Initially, it may seem that integrating two applications together via a command pipeline would be difficult to implement and unwieldy to administer. Instead of developing a single application which shares all the necessary information internally, the designer must instead maintain two separate applications, and ensure that they are both able to understand each other's protocol when it comes time for the two software units to share information. Despite this apparent drawback, there are several noticeable benefits from this strategy.
From a purely software engineering perspective, splitting the implementation into two separate units enforces very loose coupling between the two applications, thereby making each of the units more autonomous and cohesive. The two software units do not even share a single global variable between them. As a result, significant changes can be made in one module without adversely affecting the other. By making the two units separate, we only share as much information as necessary between them via the command pipeline. Had the two modules been tightly bound together, the temptation to share numerous data structures between them would be very strong. Subsequent changes to these data structures would have repercussions that would permeate throughout the entire implementation. By modularizing the GUI and the simulator engine, the effects of radical implementation changes in one module do not usually extend into the other module, hence localizing the impact of the changes.

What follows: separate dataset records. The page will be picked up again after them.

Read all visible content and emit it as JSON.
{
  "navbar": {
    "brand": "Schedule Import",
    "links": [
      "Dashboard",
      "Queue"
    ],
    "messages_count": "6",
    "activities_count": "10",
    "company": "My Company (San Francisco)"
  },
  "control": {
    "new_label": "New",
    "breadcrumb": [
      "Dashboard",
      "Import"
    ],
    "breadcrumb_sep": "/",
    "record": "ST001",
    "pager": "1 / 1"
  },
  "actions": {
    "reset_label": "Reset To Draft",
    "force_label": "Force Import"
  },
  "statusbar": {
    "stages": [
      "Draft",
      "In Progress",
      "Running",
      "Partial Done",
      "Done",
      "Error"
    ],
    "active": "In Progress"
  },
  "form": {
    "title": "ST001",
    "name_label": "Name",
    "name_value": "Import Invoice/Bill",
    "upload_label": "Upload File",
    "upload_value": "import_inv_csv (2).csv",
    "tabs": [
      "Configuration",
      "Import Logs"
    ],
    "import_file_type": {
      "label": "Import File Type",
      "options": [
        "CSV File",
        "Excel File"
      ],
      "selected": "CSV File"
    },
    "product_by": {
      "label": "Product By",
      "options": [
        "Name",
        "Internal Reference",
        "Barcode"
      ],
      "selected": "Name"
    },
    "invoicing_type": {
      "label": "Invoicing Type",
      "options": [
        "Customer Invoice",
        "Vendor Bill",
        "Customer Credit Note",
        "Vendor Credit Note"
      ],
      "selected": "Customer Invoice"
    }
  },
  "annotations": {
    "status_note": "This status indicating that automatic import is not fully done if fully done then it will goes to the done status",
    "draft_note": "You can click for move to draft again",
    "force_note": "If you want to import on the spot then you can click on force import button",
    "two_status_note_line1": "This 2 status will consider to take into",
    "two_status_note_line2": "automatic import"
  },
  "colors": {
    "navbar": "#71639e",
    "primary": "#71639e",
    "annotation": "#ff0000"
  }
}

By creating a clear implementation distinction between the GUI and the simulator engine, it becomes much easier to remove one of the modules and replace it with another that has similar capabilities. For example a different GUI written in an entirely different language may be placed on top of the existing simulator engine. The two will still be able to communicate with one another as long as the new GUI provides the simulator engine with the necessary details regarding the structural design of the circuit and can parse the output waveform results generated by the simulator engine.

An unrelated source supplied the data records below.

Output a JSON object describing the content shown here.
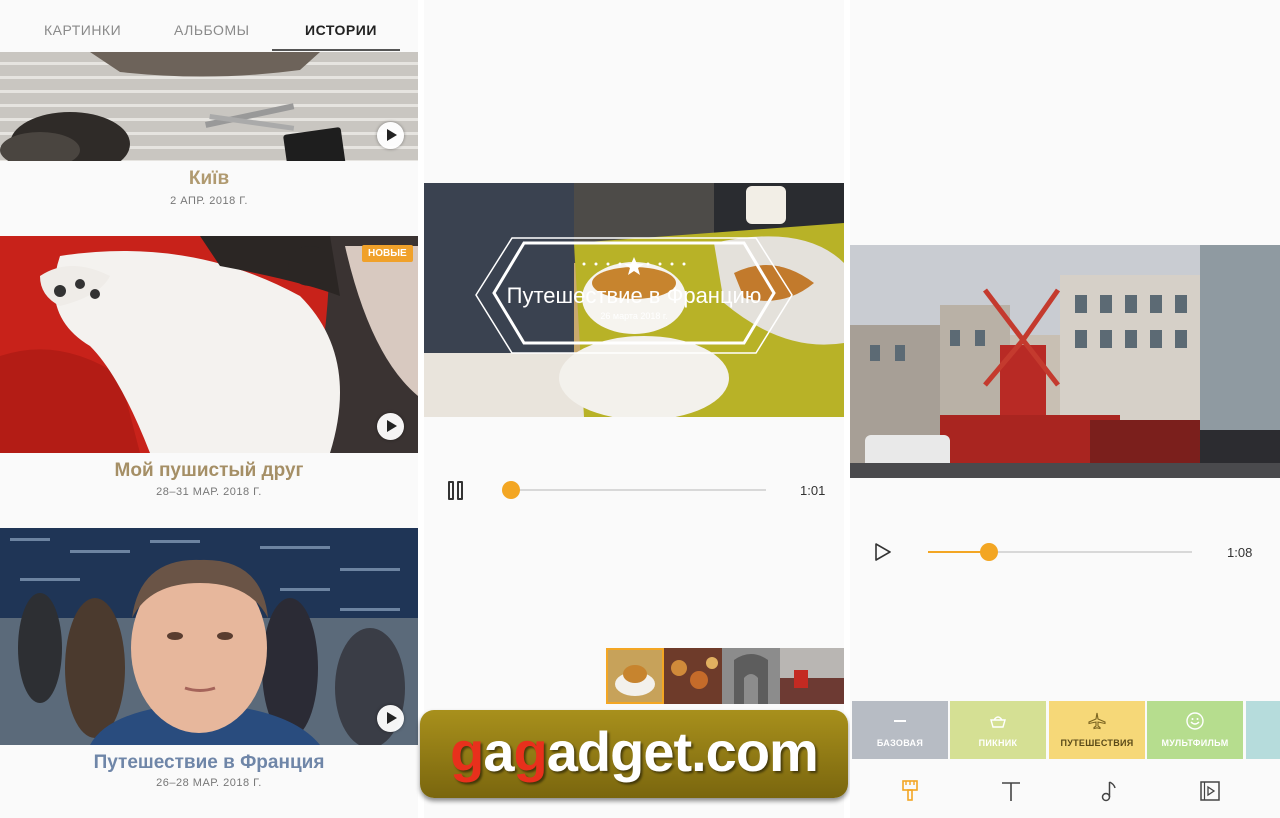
{
  "gallery": {
    "tabs": [
      "КАРТИНКИ",
      "АЛЬБОМЫ",
      "ИСТОРИИ"
    ],
    "active_tab": "ИСТОРИИ",
    "stories": [
      {
        "title": "Київ",
        "date": "2 АПР. 2018 Г.",
        "title_color": "#b09a70"
      },
      {
        "title": "Мой пушистый друг",
        "date": "28–31 МАР. 2018 Г.",
        "title_color": "#a58f66",
        "badge": "НОВЫЕ"
      },
      {
        "title": "Путешествие в Франция",
        "date": "26–28 МАР. 2018 Г.",
        "title_color": "#6f86a8"
      }
    ]
  },
  "player": {
    "video_title": "Путешествие в Францию",
    "video_date": "26 марта 2018 г.",
    "duration": "1:01",
    "progress": 0.0,
    "accent": "#f3a623"
  },
  "watermark": {
    "part1": "g",
    "part2": "a",
    "part3": "g",
    "part4": "adget.com"
  },
  "editor": {
    "duration": "1:08",
    "progress": 0.23,
    "themes": [
      {
        "label": "БАЗОВАЯ",
        "color": "#b7bcc4",
        "icon": "minus-icon"
      },
      {
        "label": "ПИКНИК",
        "color": "#d5e094",
        "icon": "basket-icon"
      },
      {
        "label": "ПУТЕШЕСТВИЯ",
        "color": "#f6d878",
        "icon": "airplane-icon"
      },
      {
        "label": "МУЛЬТФИЛЬМ",
        "color": "#b6dd8e",
        "icon": "smiley-icon"
      }
    ],
    "tools": [
      "brush-icon",
      "text-icon",
      "music-note-icon",
      "film-edit-icon"
    ]
  }
}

Alternatively, instead of replacing modules, we could augment the system relatively seamlessly by adding new modules. For example, if one were doing a comparison of two different discrete-event simulators, the same GUI could be employed to invoke either of the simulators. It is a trivial matter to enhance the GUI to invoke one of several possible simulator engines. Of course, any new modules added to the environment would have to be made to conform with the four phase communication process described in Section 5.4.

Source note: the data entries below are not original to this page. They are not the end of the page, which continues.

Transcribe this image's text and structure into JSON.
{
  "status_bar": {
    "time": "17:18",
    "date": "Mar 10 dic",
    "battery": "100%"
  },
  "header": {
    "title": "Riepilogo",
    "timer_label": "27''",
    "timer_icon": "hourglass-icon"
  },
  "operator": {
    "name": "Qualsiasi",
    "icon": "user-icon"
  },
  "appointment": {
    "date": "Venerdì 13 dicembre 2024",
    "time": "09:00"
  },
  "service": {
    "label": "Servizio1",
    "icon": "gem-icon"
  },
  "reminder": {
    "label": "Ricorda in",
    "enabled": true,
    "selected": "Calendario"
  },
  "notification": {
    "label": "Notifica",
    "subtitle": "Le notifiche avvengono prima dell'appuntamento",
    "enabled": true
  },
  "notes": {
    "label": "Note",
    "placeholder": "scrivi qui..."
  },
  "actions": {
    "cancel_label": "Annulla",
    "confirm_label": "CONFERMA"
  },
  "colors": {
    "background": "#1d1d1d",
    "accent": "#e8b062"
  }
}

Another advantage of rigidly partitioning the GUI and the simulator engine into two distinct applications is that it establishes a framework by which the two units may eventually communicate with each other at the socket level. This could lead to several benefits since this implies that the GUI and the simulator engine do not necessarily have to be running on the same machine. For example, several people could conceivably be working on the design of a different circuit subsystem using different GUIs on very limited graphics terminals. The simulator engine they all use, however, could be running on a high-powered machine which is accessible to all. The transmission of the structural circuit information to the so-called ``simulation server'' would be transparent to the end user. With socket support forthcoming in the Tcl core, this option of distributing the GUI and the simulator engine over several machines will become realizable. Of course, an efficient distribution of the GUI and simulator engine over several machines would have to take into consideration the potential communication delays inherent within any network. Similarly, effectively distributing the circuit representation over several machines for simulation would necessitate an intelligent partitioning of the circuit's subcomponents in such a way so as to minimize network traffic between machines.